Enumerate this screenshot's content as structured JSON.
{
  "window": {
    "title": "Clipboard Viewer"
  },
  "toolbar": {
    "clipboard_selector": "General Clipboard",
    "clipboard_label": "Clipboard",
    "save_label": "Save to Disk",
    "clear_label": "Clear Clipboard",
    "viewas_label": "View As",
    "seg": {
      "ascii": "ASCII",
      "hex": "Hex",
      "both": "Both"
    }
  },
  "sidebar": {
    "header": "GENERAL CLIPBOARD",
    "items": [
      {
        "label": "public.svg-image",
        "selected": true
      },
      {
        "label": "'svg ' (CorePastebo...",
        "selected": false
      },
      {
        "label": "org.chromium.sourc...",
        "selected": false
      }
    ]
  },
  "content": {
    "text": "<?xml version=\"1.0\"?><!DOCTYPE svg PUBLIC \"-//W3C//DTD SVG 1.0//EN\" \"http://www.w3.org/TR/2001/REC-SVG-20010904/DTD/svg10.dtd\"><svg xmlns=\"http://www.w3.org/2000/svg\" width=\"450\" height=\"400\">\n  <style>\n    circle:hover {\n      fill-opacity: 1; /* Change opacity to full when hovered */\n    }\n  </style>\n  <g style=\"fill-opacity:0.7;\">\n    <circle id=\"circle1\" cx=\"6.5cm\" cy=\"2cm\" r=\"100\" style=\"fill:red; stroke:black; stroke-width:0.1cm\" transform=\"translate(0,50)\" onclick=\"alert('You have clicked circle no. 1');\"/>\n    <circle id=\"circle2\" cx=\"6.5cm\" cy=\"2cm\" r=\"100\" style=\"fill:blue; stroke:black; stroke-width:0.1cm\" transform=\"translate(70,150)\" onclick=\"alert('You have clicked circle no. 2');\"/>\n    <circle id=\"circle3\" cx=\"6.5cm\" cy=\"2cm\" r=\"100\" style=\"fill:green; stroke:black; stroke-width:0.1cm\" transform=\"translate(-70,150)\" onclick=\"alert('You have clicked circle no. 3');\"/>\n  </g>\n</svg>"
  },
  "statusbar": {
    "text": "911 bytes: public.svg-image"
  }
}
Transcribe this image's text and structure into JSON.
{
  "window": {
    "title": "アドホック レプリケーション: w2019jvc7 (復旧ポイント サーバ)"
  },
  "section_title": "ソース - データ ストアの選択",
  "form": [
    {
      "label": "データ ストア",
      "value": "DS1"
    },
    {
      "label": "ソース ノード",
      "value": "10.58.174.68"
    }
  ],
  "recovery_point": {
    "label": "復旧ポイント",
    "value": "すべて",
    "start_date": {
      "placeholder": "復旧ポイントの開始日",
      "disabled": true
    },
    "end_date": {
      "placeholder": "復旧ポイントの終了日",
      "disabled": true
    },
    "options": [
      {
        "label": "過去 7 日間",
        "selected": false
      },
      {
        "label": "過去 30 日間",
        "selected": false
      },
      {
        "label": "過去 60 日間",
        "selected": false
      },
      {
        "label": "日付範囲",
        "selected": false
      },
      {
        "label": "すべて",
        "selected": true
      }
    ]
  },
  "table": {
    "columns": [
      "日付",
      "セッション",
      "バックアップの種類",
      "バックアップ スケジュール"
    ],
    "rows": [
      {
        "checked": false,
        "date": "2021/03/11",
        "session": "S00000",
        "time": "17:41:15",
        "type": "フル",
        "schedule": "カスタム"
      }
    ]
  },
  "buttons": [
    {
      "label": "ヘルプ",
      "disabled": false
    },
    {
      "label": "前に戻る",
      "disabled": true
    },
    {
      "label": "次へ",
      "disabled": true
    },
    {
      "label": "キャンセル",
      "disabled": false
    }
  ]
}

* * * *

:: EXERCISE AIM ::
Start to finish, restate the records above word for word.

:: SOLUTION TO THIS TASK ::
Enumerate this screenshot's content as structured JSON.
{
  "window": {
    "title": "Clipboard Viewer"
  },
  "toolbar": {
    "clipboard_selector": "General Clipboard",
    "clipboard_label": "Clipboard",
    "save_label": "Save to Disk",
    "clear_label": "Clear Clipboard",
    "viewas_label": "View As",
    "seg": {
      "ascii": "ASCII",
      "hex": "Hex",
      "both": "Both"
    }
  },
  "sidebar": {
    "header": "GENERAL CLIPBOARD",
    "items": [
      {
        "label": "public.svg-image",
        "selected": true
      },
      {
        "label": "'svg ' (CorePastebo...",
        "selected": false
      },
      {
        "label": "org.chromium.sourc...",
        "selected": false
      }
    ]
  },
  "content": {
    "text": "<?xml version=\"1.0\"?><!DOCTYPE svg PUBLIC \"-//W3C//DTD SVG 1.0//EN\" \"http://www.w3.org/TR/2001/REC-SVG-20010904/DTD/svg10.dtd\"><svg xmlns=\"http://www.w3.org/2000/svg\" width=\"450\" height=\"400\">\n  <style>\n    circle:hover {\n      fill-opacity: 1; /* Change opacity to full when hovered */\n    }\n  </style>\n  <g style=\"fill-opacity:0.7;\">\n    <circle id=\"circle1\" cx=\"6.5cm\" cy=\"2cm\" r=\"100\" style=\"fill:red; stroke:black; stroke-width:0.1cm\" transform=\"translate(0,50)\" onclick=\"alert('You have clicked circle no. 1');\"/>\n    <circle id=\"circle2\" cx=\"6.5cm\" cy=\"2cm\" r=\"100\" style=\"fill:blue; stroke:black; stroke-width:0.1cm\" transform=\"translate(70,150)\" onclick=\"alert('You have clicked circle no. 2');\"/>\n    <circle id=\"circle3\" cx=\"6.5cm\" cy=\"2cm\" r=\"100\" style=\"fill:green; stroke:black; stroke-width:0.1cm\" transform=\"translate(-70,150)\" onclick=\"alert('You have clicked circle no. 3');\"/>\n  </g>\n</svg>"
  },
  "statusbar": {
    "text": "911 bytes: public.svg-image"
  }
}
Transcribe this image's text and structure into JSON.
{
  "window": {
    "title": "アドホック レプリケーション: w2019jvc7 (復旧ポイント サーバ)"
  },
  "section_title": "ソース - データ ストアの選択",
  "form": [
    {
      "label": "データ ストア",
      "value": "DS1"
    },
    {
      "label": "ソース ノード",
      "value": "10.58.174.68"
    }
  ],
  "recovery_point": {
    "label": "復旧ポイント",
    "value": "すべて",
    "start_date": {
      "placeholder": "復旧ポイントの開始日",
      "disabled": true
    },
    "end_date": {
      "placeholder": "復旧ポイントの終了日",
      "disabled": true
    },
    "options": [
      {
        "label": "過去 7 日間",
        "selected": false
      },
      {
        "label": "過去 30 日間",
        "selected": false
      },
      {
        "label": "過去 60 日間",
        "selected": false
      },
      {
        "label": "日付範囲",
        "selected": false
      },
      {
        "label": "すべて",
        "selected": true
      }
    ]
  },
  "table": {
    "columns": [
      "日付",
      "セッション",
      "バックアップの種類",
      "バックアップ スケジュール"
    ],
    "rows": [
      {
        "checked": false,
        "date": "2021/03/11",
        "session": "S00000",
        "time": "17:41:15",
        "type": "フル",
        "schedule": "カスタム"
      }
    ]
  },
  "buttons": [
    {
      "label": "ヘルプ",
      "disabled": false
    },
    {
      "label": "前に戻る",
      "disabled": true
    },
    {
      "label": "次へ",
      "disabled": true
    },
    {
      "label": "キャンセル",
      "disabled": false
    }
  ]
}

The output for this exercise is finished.